Erie in Erie County, Pennsylvania — The American Northeast (Mid-Atlantic)
Meet Erie's New Americans
A Storefront Exhibition
The Republic of Iraq is home to the Tigris and Euphrates rivers. The region between these rivers, historically known as Mesopotamia, is considered to be the cradle of civilization of Western society. In 2003 the United States organized an international coalition to invade Iraq. This war and the ongoing conflict displaced millions of Iraqis. Those that assisted American forces were in grave danger, and many have resettled in the U.S. Erie is now home to over 3,500 Iraqis. Several have opened markets offering Mediterranean delicacies, fresh produce, Halal meat, and home furnishings.
Special thanks to Ghadeh Hussein for lending her objects and for graphic design assistance.
Bosnia and Herzegovina
Formerly a part of Yugoslavia, the nation of Bosnia and Herzegovina is on the Balkan Peninsula in southeastern Europe. The Serbian army invaded in 1992, with the intent of genocide of the Bosnian people. Thousands died and even more became refugees. Erie's Bosnian community is about 2,500 strong. If you visit a Bosnian home, whether in Sarajevo or Erie, you will be offered a small cup of very strong coffee and a piece of rahat lokum, a confection of sugar and starch often flavored with rose water, walnuts, or pistachios.

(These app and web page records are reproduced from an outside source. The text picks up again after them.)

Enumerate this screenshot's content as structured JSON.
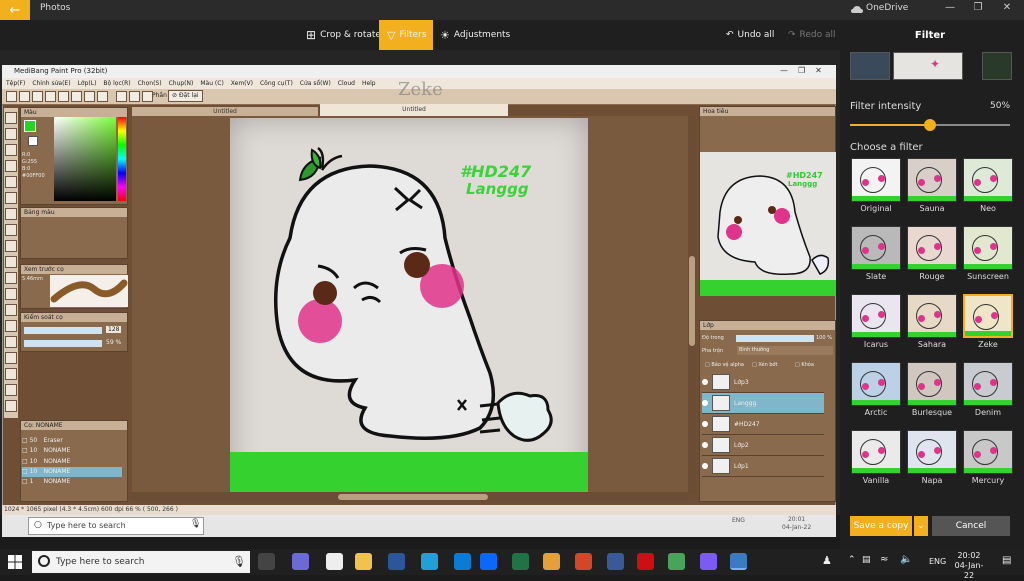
{
  "photos": {
    "app_title": "Photos",
    "onedrive_label": "OneDrive",
    "toolbar": {
      "crop_rotate": "Crop & rotate",
      "filters": "Filters",
      "adjustments": "Adjustments",
      "undo_all": "Undo all",
      "redo_all": "Redo all"
    },
    "accent": "#f2b01e"
  },
  "medibang": {
    "window_title": "MediBang Paint Pro (32bit)",
    "menu": [
      "Tệp(F)",
      "Chỉnh sửa(E)",
      "Lớp(L)",
      "Bộ lọc(R)",
      "Chọn(S)",
      "Chụp(N)",
      "Màu (C)",
      "Xem(V)",
      "Công cụ(T)",
      "Cửa sổ(W)",
      "Cloud",
      "Help"
    ],
    "toolbar_extra": "Đặt lại",
    "toolbar_phan": "Phần",
    "watermark": "Zeke",
    "doc_tabs": [
      "Untitled",
      "Untitled"
    ],
    "panels": {
      "color": "Màu",
      "color_values": [
        "R:0",
        "G:255",
        "B:0",
        "#00FF00"
      ],
      "palette": "Bảng màu",
      "brush_preview": "Xem trước cọ",
      "brush_size_label": "5.46mm",
      "brush_control": "Kiểm soát cọ",
      "brush_size": "128",
      "brush_opacity": "59 %",
      "brush_list_header": "Cọ: NONAME",
      "brushes": [
        {
          "size": "50",
          "name": "Eraser"
        },
        {
          "size": "10",
          "name": "NONAME"
        },
        {
          "size": "10",
          "name": "NONAME"
        },
        {
          "size": "10",
          "name": "NONAME"
        },
        {
          "size": "1",
          "name": "NONAME"
        }
      ],
      "navigator": "Hoa tiêu",
      "layers": "Lớp",
      "opacity_label": "Độ trong",
      "opacity_value": "100 %",
      "blend_label": "Pha trộn",
      "blend_value": "Bình thường",
      "protect_alpha": "Bảo vệ alpha",
      "clipping": "Xén bớt",
      "lock": "Khóa",
      "layer_items": [
        "Lớp3",
        "Langgg",
        "#HD247",
        "Lớp2",
        "Lớp1"
      ]
    },
    "canvas_text_1": "#HD247",
    "canvas_text_2": "Langgg",
    "status": "1024 * 1065 pixel  (4.3 * 4.5cm)  600 dpi  66 %  ( 500, 266 )"
  },
  "inner_taskbar": {
    "search_placeholder": "Type here to search",
    "clock": "20:01",
    "date": "04-Jan-22",
    "lang": "ENG"
  },
  "filter_pane": {
    "title": "Filter",
    "intensity_label": "Filter intensity",
    "intensity_value": "50%",
    "intensity_fraction": 0.5,
    "choose_label": "Choose a filter",
    "filters": [
      "Original",
      "Sauna",
      "Neo",
      "Slate",
      "Rouge",
      "Sunscreen",
      "Icarus",
      "Sahara",
      "Zeke",
      "Arctic",
      "Burlesque",
      "Denim",
      "Vanilla",
      "Napa",
      "Mercury"
    ],
    "selected": "Zeke",
    "save_label": "Save a copy",
    "cancel_label": "Cancel"
  },
  "taskbar": {
    "search_placeholder": "Type here to search",
    "lang": "ENG",
    "time": "20:02",
    "date": "04-Jan-22"
  }
}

Special thanks to Mensura and Nijaz Berberovic for lending their
Also thanks to these Iraqui markets for their support:
New Sara's International Markets, 660 East 12th Street and 460 East 12th Street
Almadina Market, 2325 Parade Street
Hani Market, 1027 State Street
Lemon Fresh Meat Market, 2601 Parade Street
Palm Tree Market, 2702 Parade Street
State Street Market, 1022 State Street
About this Project
Erie is now home to over 10,000 resettled refugees. Erie has always been a city of immigrants, from the original Scots-Irish, English, and African American settlers through waves of German, Irish, Italian, and Eastern Europeans. Today's immigrants have fled war and persecution, lost family, homes, and professions. They are grateful to begin again in a new country and language, working hard, starting businesses, and encouraging their children to succeed. They bring cultural and economic vitality to our community.
This is a project of Preservation Erie and the Erie Art Museum's Folk Art Program. Preservation Erie believes the built landscape of Erie and northwest Pennsylvania is a tangible expression of our richly layered social, cultural, and industrial history. Cultural preservation works in tandem with restoring and maintaining the natural and built environment. Collectively, they shape our collective regional identity and sense of place.
Project Director, Kelly Armor, Erie Art Museum Folk Art Director
Erected by Pennsylvania Council on the Arts, a state agency funded by the Commonwealth of Pennsylvania and the National Endowment for the Arts, a federal agency.
Location. 42° 7.856′ N, 80° 5.185′ W. Marker is in Erie, Pennsylvania, in Erie County. Marker is on State Street north of West 5th Street, on the right when traveling south. Touch for map. Marker is at or near this postal address: 420State Street, Erie PA 16501, United States of America.
Other nearby markers. At least 8 other markers are within walking distance of this marker. Horace Greeley (a few steps from this marker); Cashier's House (a few steps from this marker); Colt Way (about 400 feet away, measured in a direct line); Historic Erie Flagpole (about 400 feet away); Boston Store Livery & Garage (about 400 feet away); O'Donnell House (about 400 feet away); Lafayette Visit (about 400 feet away); Erie Steam Bakery (about 500 feet away). Touch for a list and map of all markers in Erie.
Categories. • Settlements & Settlers • War, 2nd Iraq • Wars, Non-US •
Credits. This page was last revised on April 19, 2018. This page originally submitted on April 16, 2018, by Devry Jones of Washington, District of Columbia. This page has been viewed 53 times since then. Photos: 1, 2. submitted on April 16, 2018, by Devry Jones of Washington, District of Columbia. • Bill Pfingsten was the editor who published this page.